The civic center was built in 1994 and the majority of the existing equipment is original. The primary user of the 6,000-seat arena is the Minnesota State University, Mankato hockey program, which uses it for more than seven months a year.

The council voted 6-1 last week to approve the upgrades, which will include new air-cooled chillers that promise to improve ice conditions, reduce damage from moisture and mildew, and increase energy efficiency.

The work is scheduled to begin in February and be completed in October.

Mark Brunswick

Willow River

White spruce cut down for state Christmas tree

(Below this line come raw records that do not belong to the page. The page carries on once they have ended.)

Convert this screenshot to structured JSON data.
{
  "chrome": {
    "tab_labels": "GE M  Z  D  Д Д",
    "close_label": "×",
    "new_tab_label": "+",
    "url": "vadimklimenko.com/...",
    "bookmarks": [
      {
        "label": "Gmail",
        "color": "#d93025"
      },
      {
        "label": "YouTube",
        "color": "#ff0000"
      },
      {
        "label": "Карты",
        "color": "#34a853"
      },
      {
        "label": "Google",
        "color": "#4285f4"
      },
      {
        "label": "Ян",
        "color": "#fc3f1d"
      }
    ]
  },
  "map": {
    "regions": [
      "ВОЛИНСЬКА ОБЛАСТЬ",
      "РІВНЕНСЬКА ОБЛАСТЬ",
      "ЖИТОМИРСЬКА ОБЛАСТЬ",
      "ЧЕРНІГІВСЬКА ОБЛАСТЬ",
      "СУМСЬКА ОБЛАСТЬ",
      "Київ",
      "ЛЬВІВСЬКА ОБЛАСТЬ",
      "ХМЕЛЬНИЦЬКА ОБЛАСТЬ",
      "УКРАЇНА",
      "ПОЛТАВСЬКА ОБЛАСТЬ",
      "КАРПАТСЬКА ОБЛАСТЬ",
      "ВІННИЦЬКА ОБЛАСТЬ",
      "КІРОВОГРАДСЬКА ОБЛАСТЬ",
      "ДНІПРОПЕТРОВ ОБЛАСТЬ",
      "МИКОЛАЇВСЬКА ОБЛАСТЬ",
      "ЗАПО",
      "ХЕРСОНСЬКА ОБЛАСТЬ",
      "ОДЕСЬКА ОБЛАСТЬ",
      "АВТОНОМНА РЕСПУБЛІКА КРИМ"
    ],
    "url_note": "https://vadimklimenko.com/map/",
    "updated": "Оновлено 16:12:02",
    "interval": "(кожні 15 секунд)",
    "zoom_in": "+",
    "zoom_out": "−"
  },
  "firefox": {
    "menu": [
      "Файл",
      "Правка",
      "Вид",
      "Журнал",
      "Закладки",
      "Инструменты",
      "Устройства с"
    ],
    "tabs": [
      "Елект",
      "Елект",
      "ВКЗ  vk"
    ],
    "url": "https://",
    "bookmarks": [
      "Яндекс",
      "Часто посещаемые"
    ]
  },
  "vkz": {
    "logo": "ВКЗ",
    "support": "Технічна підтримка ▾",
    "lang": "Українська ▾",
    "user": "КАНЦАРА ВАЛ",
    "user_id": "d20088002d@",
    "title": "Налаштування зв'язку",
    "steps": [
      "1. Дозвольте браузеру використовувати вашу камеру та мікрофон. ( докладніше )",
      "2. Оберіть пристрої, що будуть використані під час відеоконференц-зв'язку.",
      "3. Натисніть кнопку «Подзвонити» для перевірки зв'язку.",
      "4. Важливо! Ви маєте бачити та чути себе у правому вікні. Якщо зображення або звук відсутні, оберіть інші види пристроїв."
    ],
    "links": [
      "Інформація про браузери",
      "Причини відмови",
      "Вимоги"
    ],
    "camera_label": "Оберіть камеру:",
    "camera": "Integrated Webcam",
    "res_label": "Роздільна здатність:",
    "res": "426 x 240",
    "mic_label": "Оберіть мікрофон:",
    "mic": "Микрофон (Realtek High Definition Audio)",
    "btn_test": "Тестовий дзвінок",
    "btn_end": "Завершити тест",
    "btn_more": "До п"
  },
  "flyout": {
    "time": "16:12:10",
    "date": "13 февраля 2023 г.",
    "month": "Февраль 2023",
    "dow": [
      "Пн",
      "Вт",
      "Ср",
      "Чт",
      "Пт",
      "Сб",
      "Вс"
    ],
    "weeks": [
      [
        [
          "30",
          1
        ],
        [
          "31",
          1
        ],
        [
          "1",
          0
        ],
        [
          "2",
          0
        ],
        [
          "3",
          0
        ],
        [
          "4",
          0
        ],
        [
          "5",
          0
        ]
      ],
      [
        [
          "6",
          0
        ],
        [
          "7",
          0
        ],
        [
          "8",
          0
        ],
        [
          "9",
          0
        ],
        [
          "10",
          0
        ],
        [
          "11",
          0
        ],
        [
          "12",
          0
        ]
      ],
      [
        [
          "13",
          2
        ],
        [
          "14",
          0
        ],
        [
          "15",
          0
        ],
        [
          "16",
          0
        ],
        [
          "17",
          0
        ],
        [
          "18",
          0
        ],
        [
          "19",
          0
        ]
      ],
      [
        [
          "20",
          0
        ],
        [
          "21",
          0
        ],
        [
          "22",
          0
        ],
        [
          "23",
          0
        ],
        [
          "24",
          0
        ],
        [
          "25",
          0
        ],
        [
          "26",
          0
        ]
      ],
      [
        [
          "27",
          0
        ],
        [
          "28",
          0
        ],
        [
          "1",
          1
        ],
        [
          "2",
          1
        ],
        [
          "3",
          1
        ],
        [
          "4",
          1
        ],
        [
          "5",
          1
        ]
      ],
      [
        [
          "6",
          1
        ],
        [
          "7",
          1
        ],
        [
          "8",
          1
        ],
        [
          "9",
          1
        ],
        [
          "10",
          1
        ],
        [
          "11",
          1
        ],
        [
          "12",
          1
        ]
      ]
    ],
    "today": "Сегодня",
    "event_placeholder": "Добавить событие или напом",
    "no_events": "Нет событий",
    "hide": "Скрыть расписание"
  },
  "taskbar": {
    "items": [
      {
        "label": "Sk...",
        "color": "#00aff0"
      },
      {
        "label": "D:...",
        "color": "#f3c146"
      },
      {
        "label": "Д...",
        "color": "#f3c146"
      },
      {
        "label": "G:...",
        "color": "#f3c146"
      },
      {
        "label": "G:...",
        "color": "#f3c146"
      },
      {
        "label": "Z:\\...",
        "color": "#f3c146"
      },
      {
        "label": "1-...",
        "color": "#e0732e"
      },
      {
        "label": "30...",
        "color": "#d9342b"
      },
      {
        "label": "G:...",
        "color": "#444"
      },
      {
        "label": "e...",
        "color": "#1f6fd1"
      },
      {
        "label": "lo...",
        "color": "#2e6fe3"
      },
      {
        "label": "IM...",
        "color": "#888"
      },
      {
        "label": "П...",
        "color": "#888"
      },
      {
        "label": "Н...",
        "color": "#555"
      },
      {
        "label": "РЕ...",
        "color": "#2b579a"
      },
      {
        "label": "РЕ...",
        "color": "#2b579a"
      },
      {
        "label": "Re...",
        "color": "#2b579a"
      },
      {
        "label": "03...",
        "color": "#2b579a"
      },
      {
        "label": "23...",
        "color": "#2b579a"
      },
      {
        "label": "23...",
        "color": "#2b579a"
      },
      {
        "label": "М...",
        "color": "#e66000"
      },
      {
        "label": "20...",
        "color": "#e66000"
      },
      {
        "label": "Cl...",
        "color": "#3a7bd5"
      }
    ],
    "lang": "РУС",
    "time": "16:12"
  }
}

A 30-foot-tall white spruce cut down Friday in General C.C. Andrews State Forest will be raised at the governor’s Summit Avenue residence in St. Paul on Monday, according to the Department of Natural Resources.

The tree, to be lit Nov. 27, was chosen by foresters for its shape and location in a spot that made it easy to drop and load onto a trailer, the DNR said.

C.C. Andrews State Forest is about 100 miles north of the Twin Cities near Willow River. It’s named for Civil War veteran and diplomat Maj. Gen. Christopher Columbus Andrews, who was an early state forestry commissioner who advocated for responsible logging practices.

The state estimates that half a million Christmas trees are harvested each year from private tree farms in Minnesota. The market is worth an estimated $30 million. For each tree cut down, one to three new trees get planted, according to the DNR.

State forests also support the $23 million holiday wreath market, with small businesses this year expected to make an estimated 150,000 wreaths using balsam boughs harvested from state forest lands.

Matt McKinney


Calling all tourists: Visitor center adds winter hours

Winona has seen a surge in winter activities in recent years, including last season’s addition of a new ice climbing park along the Mississippi River bluffs.

With that and the city’s annual Winter Carnival and Frozen River Film Festival, the tourism-promoting Visit Winona is trying to be more accessible and helpful to people coming into town. The agency recently announced winter hours at its visitor center just off Hwy. 61.

“We thought now was the time,” said Visit Winona Partnership Director Kate Carlson. “As we promote Winona as a year-round travel destination, we want to make sure the support is there.”

The center’s new hours are 11 a.m. to 4 p.m. Fridays and Saturdays in November and December, and 10 a.m. to 3 p.m. on Saturdays and Sundays in January, February and March. The center’s regular schedule will resume in April.

The center is at 924 Huff St.

Pam Louwagie